Comments: With its origin stemming from King Oscar II of Sweden/Norway and Oscar of Waldorf (interestingly, the creator of Eggs Benedict), this dish of royalty was dominated by the peculiar flavor of tarragon and the extremely rich Bearnaise foam. It shouldn’t surprise anyone that kings enjoy relatively obscure spices and buttery foam. While I’m no veal extraordinaire, I do know that it’s hard to avoid toughness in cooking, and Mike A’s chef Edward Forster offered a terrific, soft cut that, again, was complemented by a crunchy counterpart, asparagus. Still, I’d be more apt to spend $88 on the #9 Wagyu than the $48 on the Veal Loin Oscar, mostly because the meat is the focus in the former and not in the latter.

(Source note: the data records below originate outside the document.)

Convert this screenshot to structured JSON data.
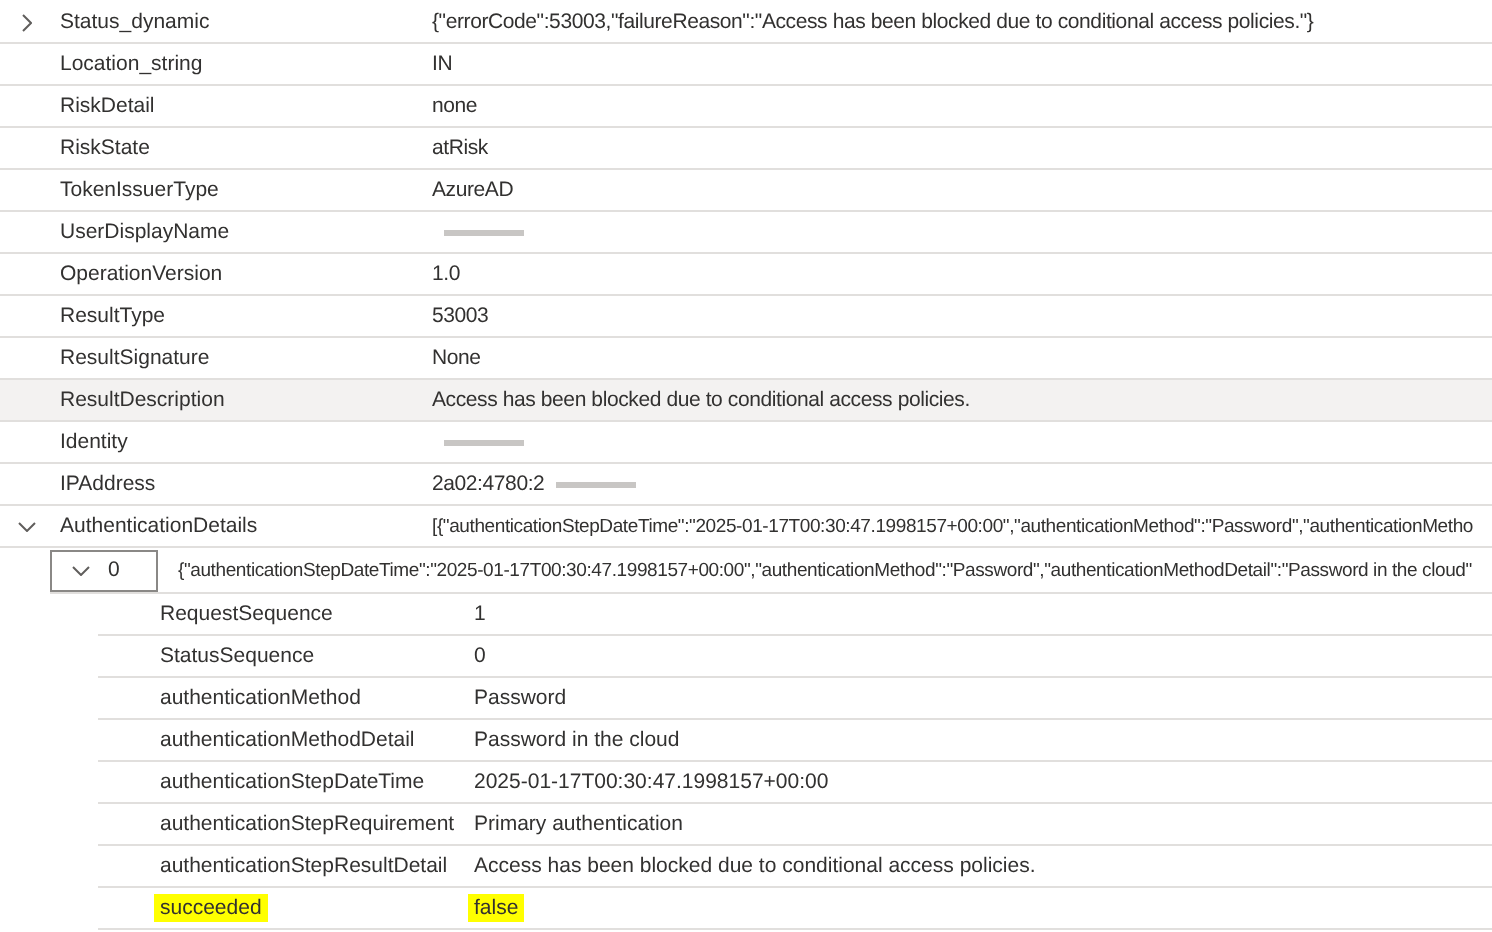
{
  "rows": [
    {
      "key": "Status_dynamic",
      "value": "{\"errorCode\":53003,\"failureReason\":\"Access has been blocked due to conditional access policies.\"}",
      "expanded": false,
      "selected": false
    },
    {
      "key": "Location_string",
      "value": "IN",
      "selected": false
    },
    {
      "key": "RiskDetail",
      "value": "none",
      "selected": false
    },
    {
      "key": "RiskState",
      "value": "atRisk",
      "selected": false
    },
    {
      "key": "TokenIssuerType",
      "value": "AzureAD",
      "selected": false
    },
    {
      "key": "UserDisplayName",
      "redacted": true,
      "selected": false
    },
    {
      "key": "OperationVersion",
      "value": "1.0",
      "selected": false
    },
    {
      "key": "ResultType",
      "value": "53003",
      "selected": false
    },
    {
      "key": "ResultSignature",
      "value": "None",
      "selected": false
    },
    {
      "key": "ResultDescription",
      "value": "Access has been blocked due to conditional access policies.",
      "selected": true
    },
    {
      "key": "Identity",
      "redacted": true,
      "selected": false
    },
    {
      "key": "IPAddress",
      "value": "2a02:4780:2",
      "redacted": true,
      "selected": false
    },
    {
      "key": "AuthenticationDetails",
      "value": "[{\"authenticationStepDateTime\":\"2025-01-17T00:30:47.1998157+00:00\",\"authenticationMethod\":\"Password\",\"authenticationMetho",
      "expanded": true,
      "selected": false,
      "children": [
        {
          "index": "0",
          "value": "{\"authenticationStepDateTime\":\"2025-01-17T00:30:47.1998157+00:00\",\"authenticationMethod\":\"Password\",\"authenticationMethodDetail\":\"Password in the cloud\"",
          "expanded": true,
          "fields": [
            {
              "key": "RequestSequence",
              "value": "1",
              "highlighted": false
            },
            {
              "key": "StatusSequence",
              "value": "0",
              "highlighted": false
            },
            {
              "key": "authenticationMethod",
              "value": "Password",
              "highlighted": false
            },
            {
              "key": "authenticationMethodDetail",
              "value": "Password in the cloud",
              "highlighted": false
            },
            {
              "key": "authenticationStepDateTime",
              "value": "2025-01-17T00:30:47.1998157+00:00",
              "highlighted": false
            },
            {
              "key": "authenticationStepRequirement",
              "value": "Primary authentication",
              "highlighted": false
            },
            {
              "key": "authenticationStepResultDetail",
              "value": "Access has been blocked due to conditional access policies.",
              "highlighted": false
            },
            {
              "key": "succeeded",
              "value": "false",
              "highlighted": true
            }
          ]
        }
      ]
    }
  ]
}
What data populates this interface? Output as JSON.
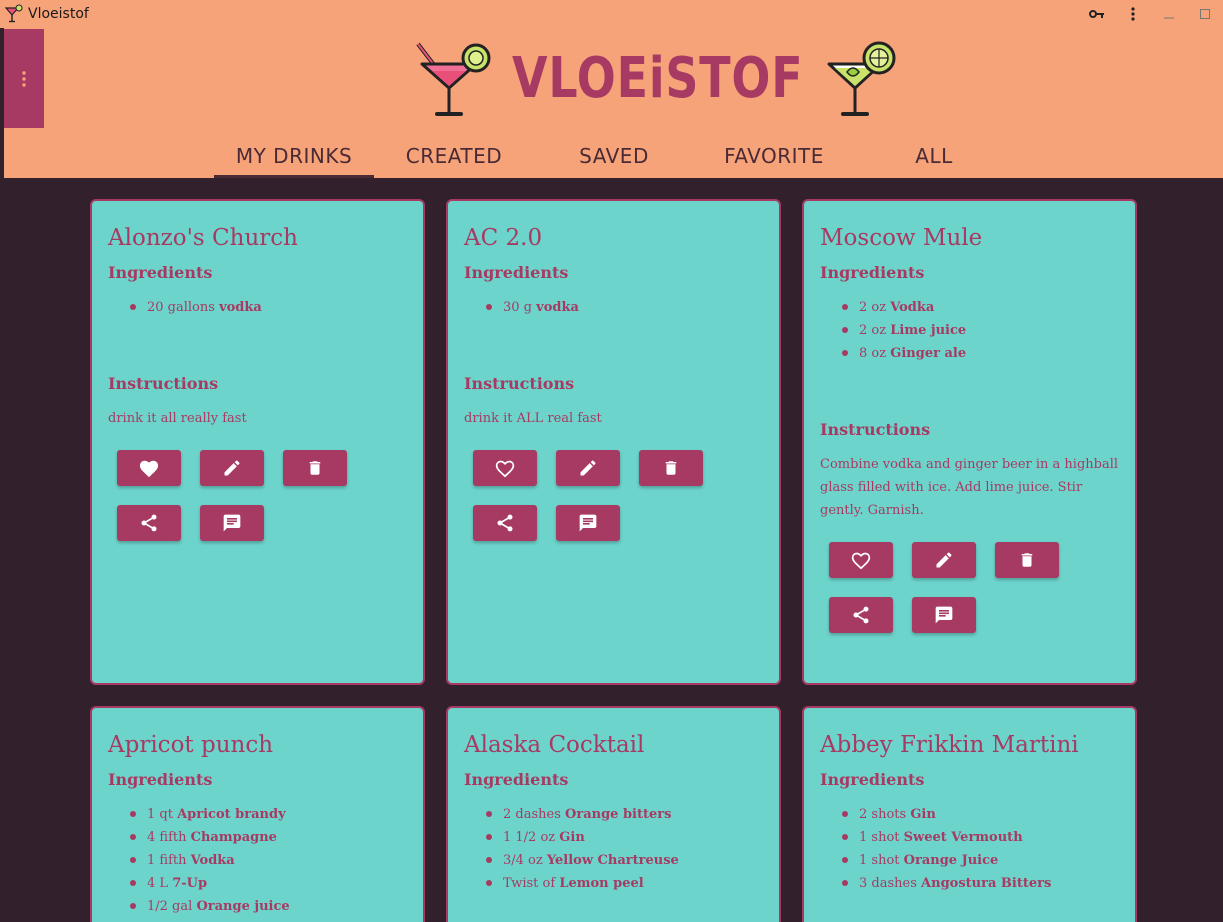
{
  "window": {
    "title": "Vloeistof"
  },
  "header": {
    "logo_text": "VLOEiSTOF"
  },
  "tabs": [
    {
      "label": "MY DRINKS",
      "active": true
    },
    {
      "label": "CREATED",
      "active": false
    },
    {
      "label": "SAVED",
      "active": false
    },
    {
      "label": "FAVORITE",
      "active": false
    },
    {
      "label": "ALL",
      "active": false
    }
  ],
  "labels": {
    "ingredients": "Ingredients",
    "instructions": "Instructions"
  },
  "drinks": [
    {
      "name": "Alonzo's Church",
      "ingredients": [
        {
          "qty": "20 gallons",
          "item": "vodka"
        }
      ],
      "instructions": "drink it all really fast",
      "favorite": true
    },
    {
      "name": "AC 2.0",
      "ingredients": [
        {
          "qty": "30 g",
          "item": "vodka"
        }
      ],
      "instructions": "drink it ALL real fast",
      "favorite": false
    },
    {
      "name": "Moscow Mule",
      "ingredients": [
        {
          "qty": "2 oz",
          "item": "Vodka"
        },
        {
          "qty": "2 oz",
          "item": "Lime juice"
        },
        {
          "qty": "8 oz",
          "item": "Ginger ale"
        }
      ],
      "instructions": "Combine vodka and ginger beer in a highball glass filled with ice. Add lime juice. Stir gently. Garnish.",
      "favorite": false
    },
    {
      "name": "Apricot punch",
      "ingredients": [
        {
          "qty": "1 qt",
          "item": "Apricot brandy"
        },
        {
          "qty": "4 fifth",
          "item": "Champagne"
        },
        {
          "qty": "1 fifth",
          "item": "Vodka"
        },
        {
          "qty": "4 L",
          "item": "7-Up"
        },
        {
          "qty": "1/2 gal",
          "item": "Orange juice"
        }
      ]
    },
    {
      "name": "Alaska Cocktail",
      "ingredients": [
        {
          "qty": "2 dashes",
          "item": "Orange bitters"
        },
        {
          "qty": "1 1/2 oz",
          "item": "Gin"
        },
        {
          "qty": "3/4 oz",
          "item": "Yellow Chartreuse"
        },
        {
          "qty": "Twist of",
          "item": "Lemon peel"
        }
      ]
    },
    {
      "name": "Abbey Frikkin Martini",
      "ingredients": [
        {
          "qty": "2 shots",
          "item": "Gin"
        },
        {
          "qty": "1 shot",
          "item": "Sweet Vermouth"
        },
        {
          "qty": "1 shot",
          "item": "Orange Juice"
        },
        {
          "qty": "3 dashes",
          "item": "Angostura Bitters"
        }
      ]
    }
  ],
  "colors": {
    "header_bg": "#f7a37a",
    "accent": "#a73a62",
    "card_bg": "#6dd4cc",
    "page_bg": "#33202d"
  },
  "icons": [
    "cocktail-icon",
    "key-icon",
    "more-vert-icon",
    "minimize-icon",
    "maximize-icon",
    "heart-icon",
    "pencil-icon",
    "trash-icon",
    "share-icon",
    "comment-icon"
  ]
}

5) Chocolate Pate with blood orange, pretzel crumbs and candied cashew
On the menu: The dessert is not yet on the full menu—ask your server.
Comments: The intensely dense, decadent and gelatinous wedge of dessert included a hint of burnt orange flavor. Perhaps even richer than cheesecake, this is absolutely not a treat you’d eat in quantity. The pretzel crumbs and cashews added crunch for a little balance in texture. Looking back, every dish we were served was balanced by supplemental ingredients that seemed carefully thought out by Mike A’s staff.